**SUPPLIED ENTRIES**
::::
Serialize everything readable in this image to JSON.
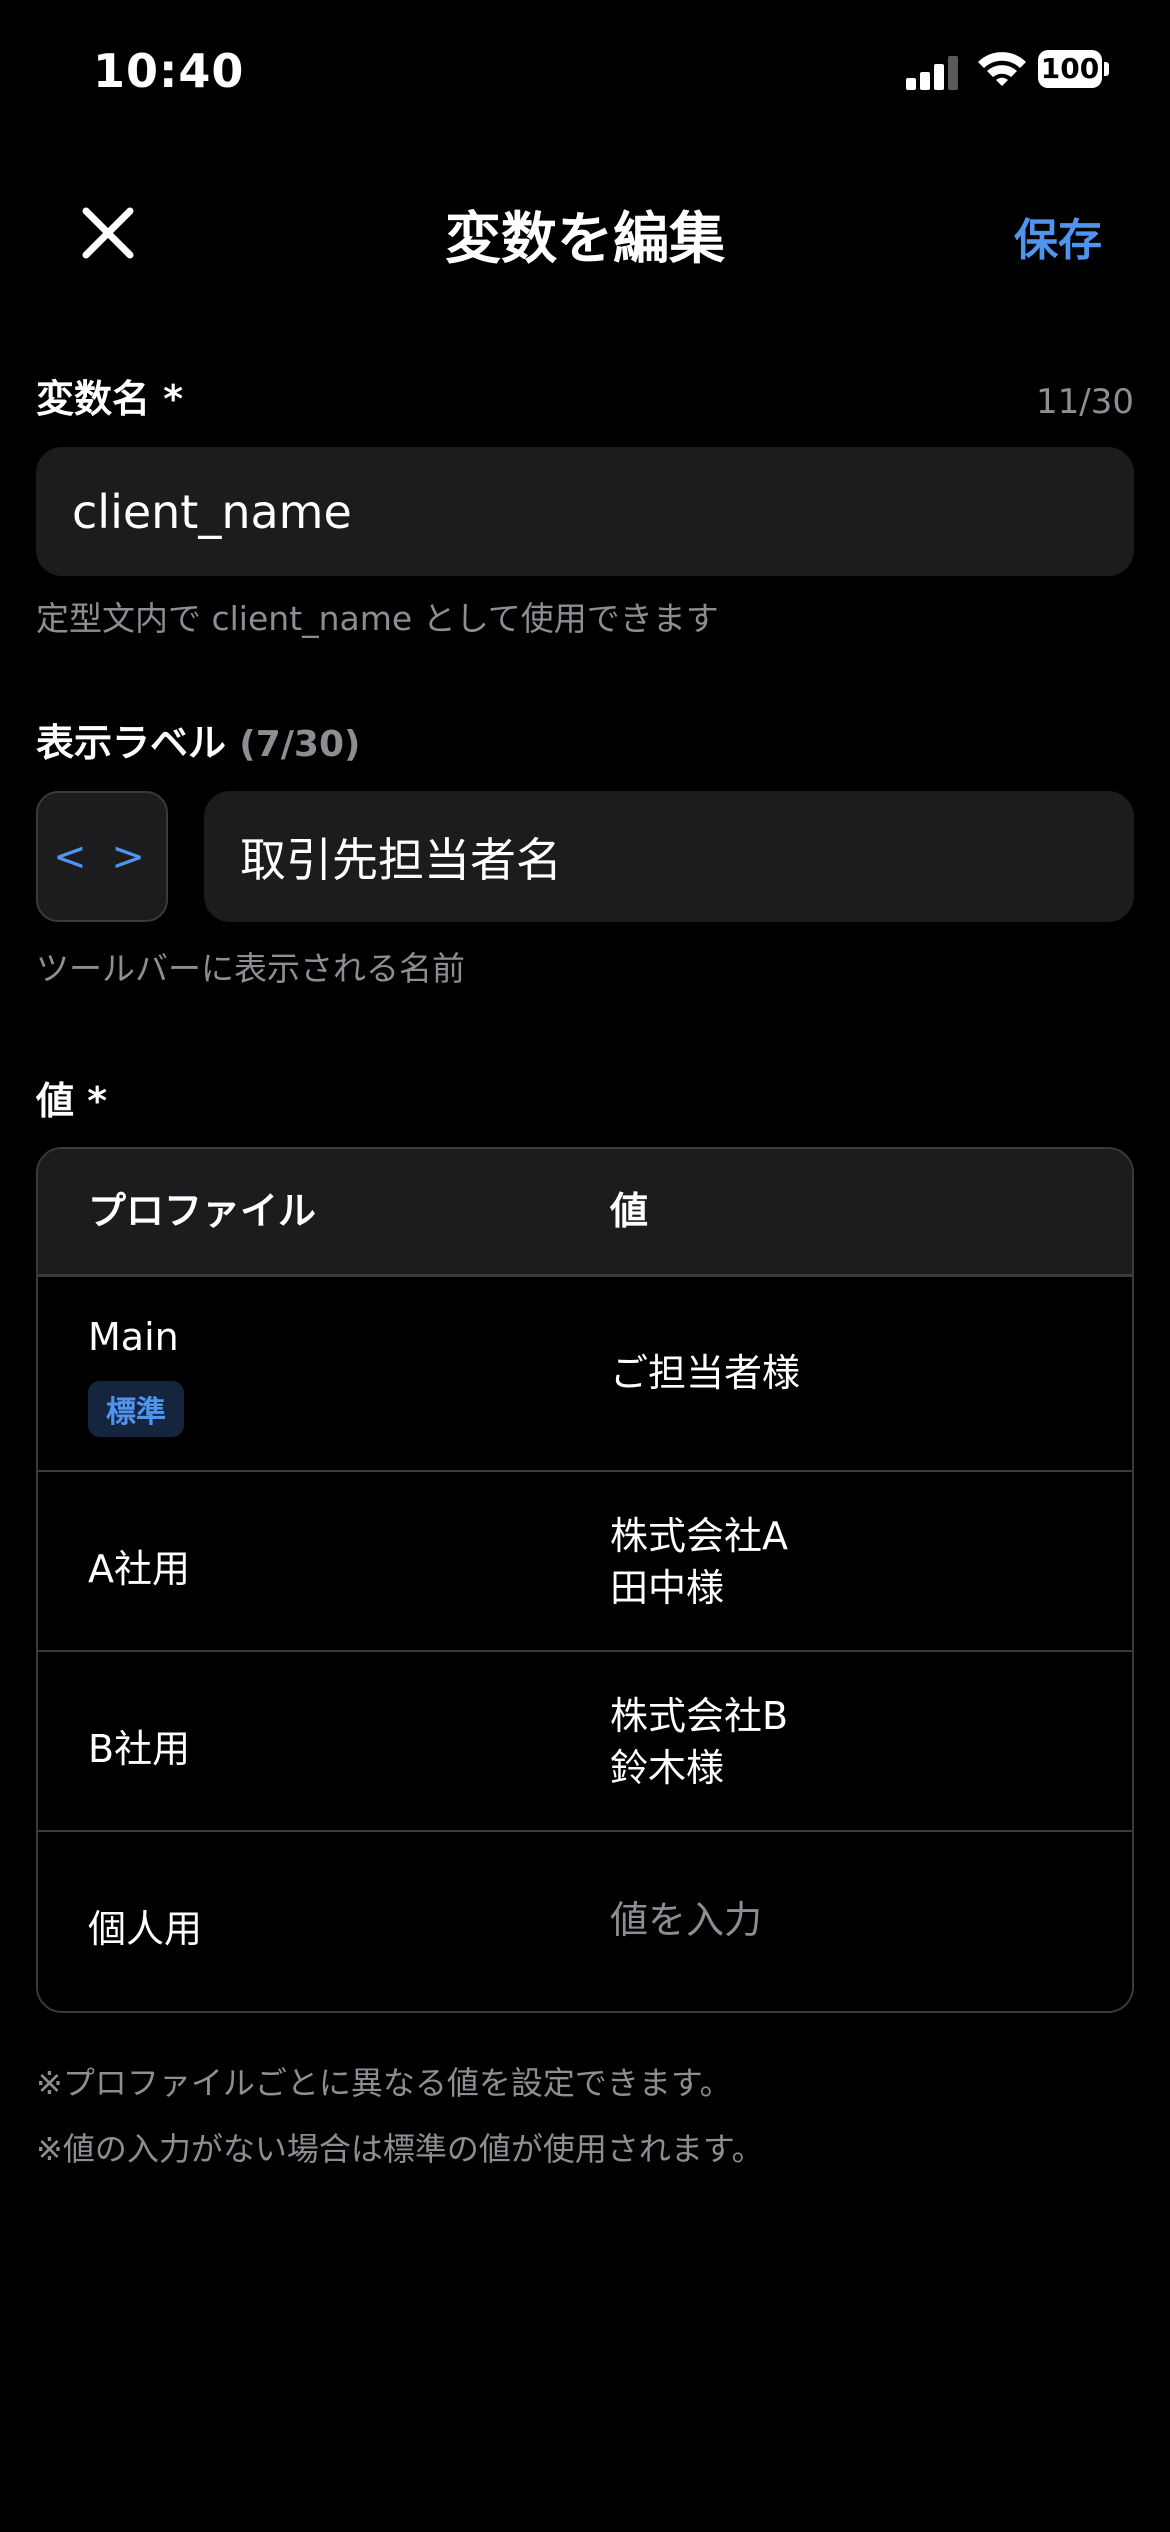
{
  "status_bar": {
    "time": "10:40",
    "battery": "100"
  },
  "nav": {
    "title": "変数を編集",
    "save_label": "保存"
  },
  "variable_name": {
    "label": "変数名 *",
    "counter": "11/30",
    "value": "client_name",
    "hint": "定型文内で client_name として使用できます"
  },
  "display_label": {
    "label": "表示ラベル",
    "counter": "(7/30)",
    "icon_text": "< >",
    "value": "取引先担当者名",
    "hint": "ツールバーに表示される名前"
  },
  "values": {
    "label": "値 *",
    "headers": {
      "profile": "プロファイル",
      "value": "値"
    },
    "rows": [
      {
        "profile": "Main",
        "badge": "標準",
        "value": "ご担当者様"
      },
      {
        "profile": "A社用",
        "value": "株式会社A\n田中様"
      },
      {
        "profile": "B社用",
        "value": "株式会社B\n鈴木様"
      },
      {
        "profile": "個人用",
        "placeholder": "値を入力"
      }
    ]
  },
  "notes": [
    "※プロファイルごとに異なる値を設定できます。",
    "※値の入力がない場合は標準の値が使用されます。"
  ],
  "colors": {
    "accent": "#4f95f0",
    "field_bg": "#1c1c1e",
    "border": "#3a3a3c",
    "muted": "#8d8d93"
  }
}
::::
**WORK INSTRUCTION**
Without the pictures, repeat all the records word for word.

**WORKED SOLUTION**
Serialize everything readable in this image to JSON.
{
  "status_bar": {
    "time": "10:40",
    "battery": "100"
  },
  "nav": {
    "title": "変数を編集",
    "save_label": "保存"
  },
  "variable_name": {
    "label": "変数名 *",
    "counter": "11/30",
    "value": "client_name",
    "hint": "定型文内で client_name として使用できます"
  },
  "display_label": {
    "label": "表示ラベル",
    "counter": "(7/30)",
    "icon_text": "< >",
    "value": "取引先担当者名",
    "hint": "ツールバーに表示される名前"
  },
  "values": {
    "label": "値 *",
    "headers": {
      "profile": "プロファイル",
      "value": "値"
    },
    "rows": [
      {
        "profile": "Main",
        "badge": "標準",
        "value": "ご担当者様"
      },
      {
        "profile": "A社用",
        "value": "株式会社A\n田中様"
      },
      {
        "profile": "B社用",
        "value": "株式会社B\n鈴木様"
      },
      {
        "profile": "個人用",
        "placeholder": "値を入力"
      }
    ]
  },
  "notes": [
    "※プロファイルごとに異なる値を設定できます。",
    "※値の入力がない場合は標準の値が使用されます。"
  ],
  "colors": {
    "accent": "#4f95f0",
    "field_bg": "#1c1c1e",
    "border": "#3a3a3c",
    "muted": "#8d8d93"
  }
}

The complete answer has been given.